A Lao named Peter
In one of my visit, I met a retired Laotian. I was informed a Lao will not be willing to be interviewed nor photographed as they value their privacy. For the sake of his anonymity, I will name him, Peter. Our story of a Lao named Peter begins.
Peter spoke English, not very fluently, but good enough to be understood. He told me his language is Khmu, which is one of the 3rd known spoken languages in Laos. Peter told me that he worked for the American Government for 20 years. And now he is retired.
His backstory he said was a sad one as he has not seen his wife and child for a very long time. “I was young then and I ignored my parents and friend’s warning not to mess around with drugs,” Peter told me while he looks blankly on the table. “I lost my family because of drugs and messed up the way I think and I was forced to be taken to a mental institution.” Peter would often shake his head and repeats the words “I should’ve listened to them.”
“Are you better now?” I asked him. “Yes, I am taking a pill every day. I go to the doctors to have them check my condition. I have never taken drugs ever since. I am sober. I go to church every Sunday. I like to see mass in my language and meet my friends there.”
I told him, do you know what happened to your family? Do you have contact with them? Peter told me her daughter is already 27 years old and they have never seen each other since he and her wife went their separate ways. He is proud of telling me that his wife was an American. And her daughter speaks English fluently. I told him, his daughter is definitely pretty, the mixture of East and West always results to excellent genes. Peter just smiles and nod. “I’ve been single a long time, no girlfriend, but I am ok,” he adds.

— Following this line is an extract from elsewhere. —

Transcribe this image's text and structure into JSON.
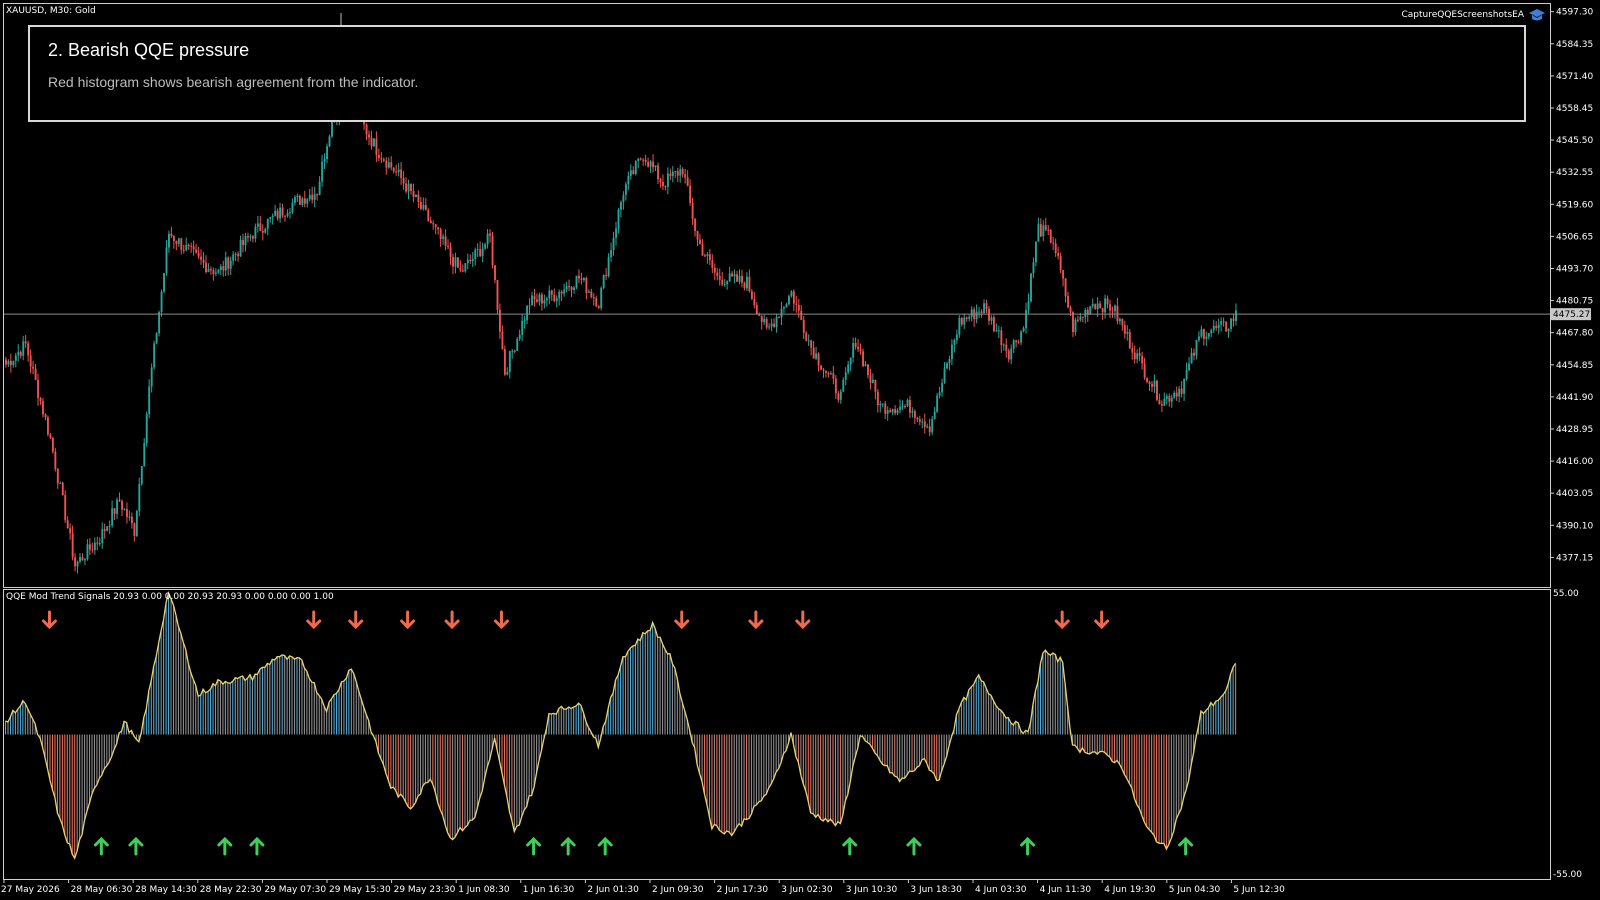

He told me his mother’s uncle first came to America. “A lot of us tried to go here to escape the war. I love living here. It is sad that I wasted some of my years in the mental institution.” His smile always turns to frown everytime he mentions this past illness.

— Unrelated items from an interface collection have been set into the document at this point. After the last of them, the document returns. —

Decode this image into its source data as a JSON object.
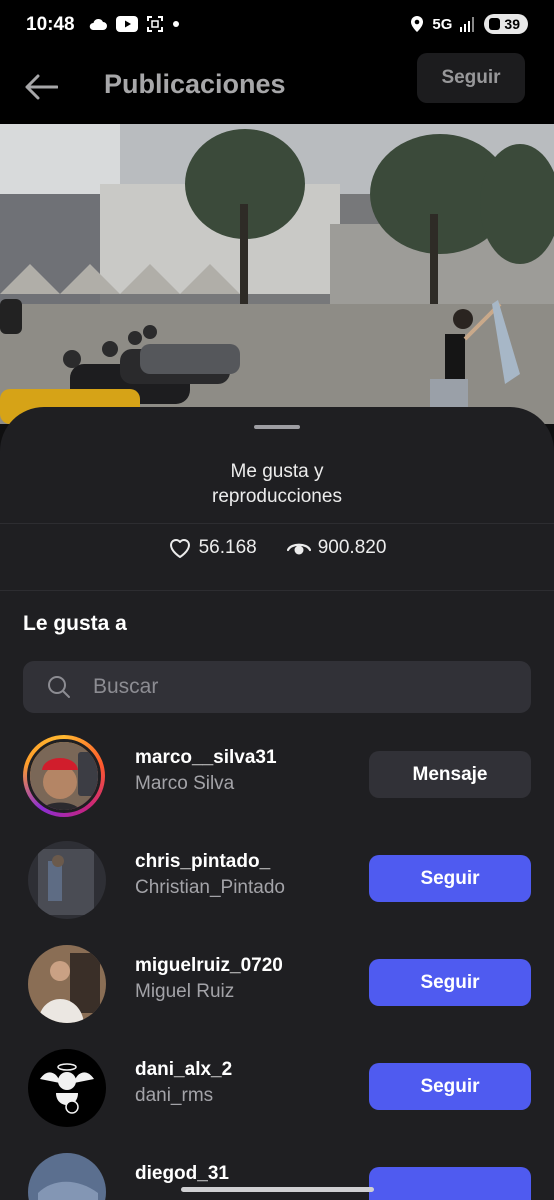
{
  "status_bar": {
    "time": "10:48",
    "network": "5G",
    "battery": "39",
    "icons": [
      "cloud-icon",
      "youtube-icon",
      "screen-capture-icon",
      "dot-icon",
      "location-icon",
      "signal-icon"
    ]
  },
  "app_bar": {
    "title": "Publicaciones",
    "follow_label": "Seguir",
    "back_icon": "arrow-left-icon"
  },
  "sheet": {
    "title_line1": "Me gusta y",
    "title_line2": "reproducciones",
    "likes": "56.168",
    "views": "900.820",
    "section_title": "Le gusta a",
    "search_placeholder": "Buscar"
  },
  "users": [
    {
      "username": "marco__silva31",
      "fullname": "Marco Silva",
      "action": "Mensaje",
      "story_ring": true
    },
    {
      "username": "chris_pintado_",
      "fullname": "Christian_Pintado",
      "action": "Seguir",
      "story_ring": false
    },
    {
      "username": "miguelruiz_0720",
      "fullname": "Miguel Ruiz",
      "action": "Seguir",
      "story_ring": false
    },
    {
      "username": "dani_alx_2",
      "fullname": "dani_rms",
      "action": "Seguir",
      "story_ring": false
    },
    {
      "username": "diegod_31",
      "fullname": "",
      "action": "",
      "story_ring": false
    }
  ],
  "colors": {
    "follow_button": "#4f5bf0",
    "message_button": "#313137",
    "sheet_background": "#1f1f22"
  }
}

Why come to PAEP food site?
I asked him if he comes often to the food site and what makes him come back? He said to me smiling, “I like to see my friends and socialize with them. I get to buy $5.00 (five dollars) worth of vegetables. This is my food for a week.” Peter showed me the plastic bag filled with Lao eggplant, which he described to me, has a bitter taste.
“I steam it and mix it with another vegetable. It is good.” He happy explained. “Sometimes I put chilly on them, You can stir fry them or boil them, turning once so often so the other side can cook.” I can tell he likes it very much, which later I found out it tastes like “Ampalaya”, but milder, a much milder version of our Filipino’s bitter gourd. I liked it very much. I got to taste it come lunchtime when they served it as one of the main dishes.

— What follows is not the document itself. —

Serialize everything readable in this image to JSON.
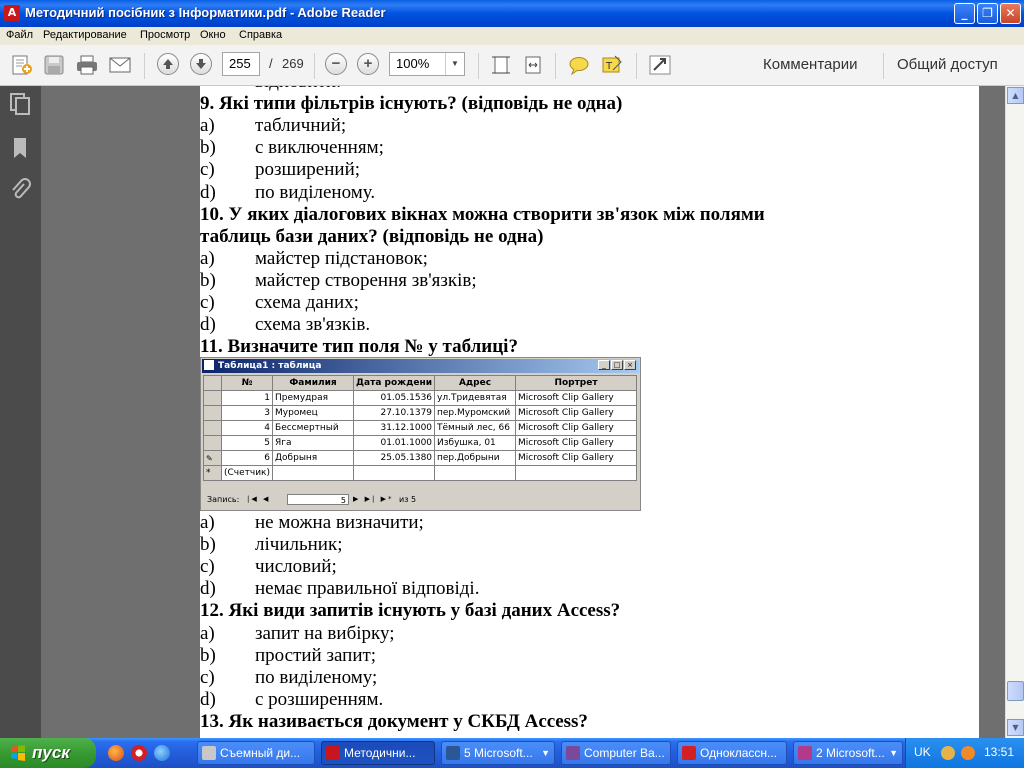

Missing his Family
I asked him would he go back home to Laos? He said. “Next year probably, I will stay for one month and I will visit my family there. Most of them are Buddhist. My family here are already Christians. I miss my country too, but I need money to go back home so I am keeping some of my money so I can go back and see them, but I will come back here. I love living here. I like it here.”
Peter and I started talking 9:00 am and he would relate to me that he can only see a few friends on the site. Peter would call people that he considered a friend, have them come over to our table and have them meet me. Peter would translate for them as they speak little English.
I meet five of his friends and his aunt, a 68-year-old woman. He would relate to me that sometimes loneliness and problems would sip in especially for them, as he sees himself as a minority. This place (PAEP) where we meet is a solace to me. I am happy to see my friends, family and buy nutritious Lao vegetables and eat lunch with them. I am happy to see my friends.” Peter looks at me and smiles, “And now I am adding you as one.”
I pat him on the back and smile. And I to you “my friend.” Khob chai Peter!